• **Instructions for the task**:
Output all the data exactly.

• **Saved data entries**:
────────────────

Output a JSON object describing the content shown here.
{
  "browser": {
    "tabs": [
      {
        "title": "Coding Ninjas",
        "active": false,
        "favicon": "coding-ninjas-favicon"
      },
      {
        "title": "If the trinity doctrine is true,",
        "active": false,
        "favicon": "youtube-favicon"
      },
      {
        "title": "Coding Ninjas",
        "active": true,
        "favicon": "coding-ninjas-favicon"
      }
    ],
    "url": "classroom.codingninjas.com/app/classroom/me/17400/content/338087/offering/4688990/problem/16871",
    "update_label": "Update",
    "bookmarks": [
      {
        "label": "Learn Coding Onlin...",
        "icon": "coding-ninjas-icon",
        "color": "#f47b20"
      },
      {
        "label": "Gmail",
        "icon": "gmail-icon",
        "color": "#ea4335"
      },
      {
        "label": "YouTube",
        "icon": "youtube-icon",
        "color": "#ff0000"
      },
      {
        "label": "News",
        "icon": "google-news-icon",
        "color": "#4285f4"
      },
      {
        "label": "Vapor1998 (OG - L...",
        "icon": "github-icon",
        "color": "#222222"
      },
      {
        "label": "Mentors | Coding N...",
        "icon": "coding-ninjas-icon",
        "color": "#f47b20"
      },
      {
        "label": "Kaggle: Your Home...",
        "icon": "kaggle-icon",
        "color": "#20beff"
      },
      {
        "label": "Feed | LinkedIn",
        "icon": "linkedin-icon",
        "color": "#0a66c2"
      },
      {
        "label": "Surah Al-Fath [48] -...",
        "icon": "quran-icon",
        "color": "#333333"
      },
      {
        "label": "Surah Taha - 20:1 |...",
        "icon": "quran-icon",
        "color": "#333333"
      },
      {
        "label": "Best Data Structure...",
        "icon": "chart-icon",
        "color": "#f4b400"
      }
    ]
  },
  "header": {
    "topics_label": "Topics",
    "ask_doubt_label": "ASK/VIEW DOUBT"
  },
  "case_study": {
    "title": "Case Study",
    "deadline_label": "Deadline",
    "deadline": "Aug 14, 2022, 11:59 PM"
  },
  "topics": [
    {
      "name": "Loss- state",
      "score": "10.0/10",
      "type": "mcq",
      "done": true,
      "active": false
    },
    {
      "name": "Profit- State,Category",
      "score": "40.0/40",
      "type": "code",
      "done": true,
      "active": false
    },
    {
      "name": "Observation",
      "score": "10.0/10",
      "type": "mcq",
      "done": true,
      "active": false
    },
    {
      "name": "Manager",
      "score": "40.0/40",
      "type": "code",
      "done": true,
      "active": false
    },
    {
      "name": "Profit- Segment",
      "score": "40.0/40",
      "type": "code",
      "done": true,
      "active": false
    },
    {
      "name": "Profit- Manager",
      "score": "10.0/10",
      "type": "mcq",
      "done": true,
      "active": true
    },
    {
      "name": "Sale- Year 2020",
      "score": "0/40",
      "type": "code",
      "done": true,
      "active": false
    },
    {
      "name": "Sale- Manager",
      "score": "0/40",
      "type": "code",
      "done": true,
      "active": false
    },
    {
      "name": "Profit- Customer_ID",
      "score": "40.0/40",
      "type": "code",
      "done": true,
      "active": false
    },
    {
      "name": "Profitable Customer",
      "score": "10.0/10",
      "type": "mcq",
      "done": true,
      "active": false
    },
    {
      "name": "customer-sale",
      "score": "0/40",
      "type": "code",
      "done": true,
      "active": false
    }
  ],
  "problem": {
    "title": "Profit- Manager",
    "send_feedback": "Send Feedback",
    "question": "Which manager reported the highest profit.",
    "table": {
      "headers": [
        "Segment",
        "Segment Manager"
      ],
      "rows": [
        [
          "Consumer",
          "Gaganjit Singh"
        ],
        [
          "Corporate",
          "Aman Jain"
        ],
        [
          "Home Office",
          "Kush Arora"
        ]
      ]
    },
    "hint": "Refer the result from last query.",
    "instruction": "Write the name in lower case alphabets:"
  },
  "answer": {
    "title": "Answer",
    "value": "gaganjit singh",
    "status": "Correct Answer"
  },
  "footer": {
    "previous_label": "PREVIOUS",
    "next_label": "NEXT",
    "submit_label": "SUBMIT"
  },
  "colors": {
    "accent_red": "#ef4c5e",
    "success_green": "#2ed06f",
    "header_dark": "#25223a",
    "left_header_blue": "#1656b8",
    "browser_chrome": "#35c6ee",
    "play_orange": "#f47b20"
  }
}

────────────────

• **Response to this exercise**:
Output a JSON object describing the content shown here.
{
  "browser": {
    "tabs": [
      {
        "title": "Coding Ninjas",
        "active": false,
        "favicon": "coding-ninjas-favicon"
      },
      {
        "title": "If the trinity doctrine is true,",
        "active": false,
        "favicon": "youtube-favicon"
      },
      {
        "title": "Coding Ninjas",
        "active": true,
        "favicon": "coding-ninjas-favicon"
      }
    ],
    "url": "classroom.codingninjas.com/app/classroom/me/17400/content/338087/offering/4688990/problem/16871",
    "update_label": "Update",
    "bookmarks": [
      {
        "label": "Learn Coding Onlin...",
        "icon": "coding-ninjas-icon",
        "color": "#f47b20"
      },
      {
        "label": "Gmail",
        "icon": "gmail-icon",
        "color": "#ea4335"
      },
      {
        "label": "YouTube",
        "icon": "youtube-icon",
        "color": "#ff0000"
      },
      {
        "label": "News",
        "icon": "google-news-icon",
        "color": "#4285f4"
      },
      {
        "label": "Vapor1998 (OG - L...",
        "icon": "github-icon",
        "color": "#222222"
      },
      {
        "label": "Mentors | Coding N...",
        "icon": "coding-ninjas-icon",
        "color": "#f47b20"
      },
      {
        "label": "Kaggle: Your Home...",
        "icon": "kaggle-icon",
        "color": "#20beff"
      },
      {
        "label": "Feed | LinkedIn",
        "icon": "linkedin-icon",
        "color": "#0a66c2"
      },
      {
        "label": "Surah Al-Fath [48] -...",
        "icon": "quran-icon",
        "color": "#333333"
      },
      {
        "label": "Surah Taha - 20:1 |...",
        "icon": "quran-icon",
        "color": "#333333"
      },
      {
        "label": "Best Data Structure...",
        "icon": "chart-icon",
        "color": "#f4b400"
      }
    ]
  },
  "header": {
    "topics_label": "Topics",
    "ask_doubt_label": "ASK/VIEW DOUBT"
  },
  "case_study": {
    "title": "Case Study",
    "deadline_label": "Deadline",
    "deadline": "Aug 14, 2022, 11:59 PM"
  },
  "topics": [
    {
      "name": "Loss- state",
      "score": "10.0/10",
      "type": "mcq",
      "done": true,
      "active": false
    },
    {
      "name": "Profit- State,Category",
      "score": "40.0/40",
      "type": "code",
      "done": true,
      "active": false
    },
    {
      "name": "Observation",
      "score": "10.0/10",
      "type": "mcq",
      "done": true,
      "active": false
    },
    {
      "name": "Manager",
      "score": "40.0/40",
      "type": "code",
      "done": true,
      "active": false
    },
    {
      "name": "Profit- Segment",
      "score": "40.0/40",
      "type": "code",
      "done": true,
      "active": false
    },
    {
      "name": "Profit- Manager",
      "score": "10.0/10",
      "type": "mcq",
      "done": true,
      "active": true
    },
    {
      "name": "Sale- Year 2020",
      "score": "0/40",
      "type": "code",
      "done": true,
      "active": false
    },
    {
      "name": "Sale- Manager",
      "score": "0/40",
      "type": "code",
      "done": true,
      "active": false
    },
    {
      "name": "Profit- Customer_ID",
      "score": "40.0/40",
      "type": "code",
      "done": true,
      "active": false
    },
    {
      "name": "Profitable Customer",
      "score": "10.0/10",
      "type": "mcq",
      "done": true,
      "active": false
    },
    {
      "name": "customer-sale",
      "score": "0/40",
      "type": "code",
      "done": true,
      "active": false
    }
  ],
  "problem": {
    "title": "Profit- Manager",
    "send_feedback": "Send Feedback",
    "question": "Which manager reported the highest profit.",
    "table": {
      "headers": [
        "Segment",
        "Segment Manager"
      ],
      "rows": [
        [
          "Consumer",
          "Gaganjit Singh"
        ],
        [
          "Corporate",
          "Aman Jain"
        ],
        [
          "Home Office",
          "Kush Arora"
        ]
      ]
    },
    "hint": "Refer the result from last query.",
    "instruction": "Write the name in lower case alphabets:"
  },
  "answer": {
    "title": "Answer",
    "value": "gaganjit singh",
    "status": "Correct Answer"
  },
  "footer": {
    "previous_label": "PREVIOUS",
    "next_label": "NEXT",
    "submit_label": "SUBMIT"
  },
  "colors": {
    "accent_red": "#ef4c5e",
    "success_green": "#2ed06f",
    "header_dark": "#25223a",
    "left_header_blue": "#1656b8",
    "browser_chrome": "#35c6ee",
    "play_orange": "#f47b20"
  }
}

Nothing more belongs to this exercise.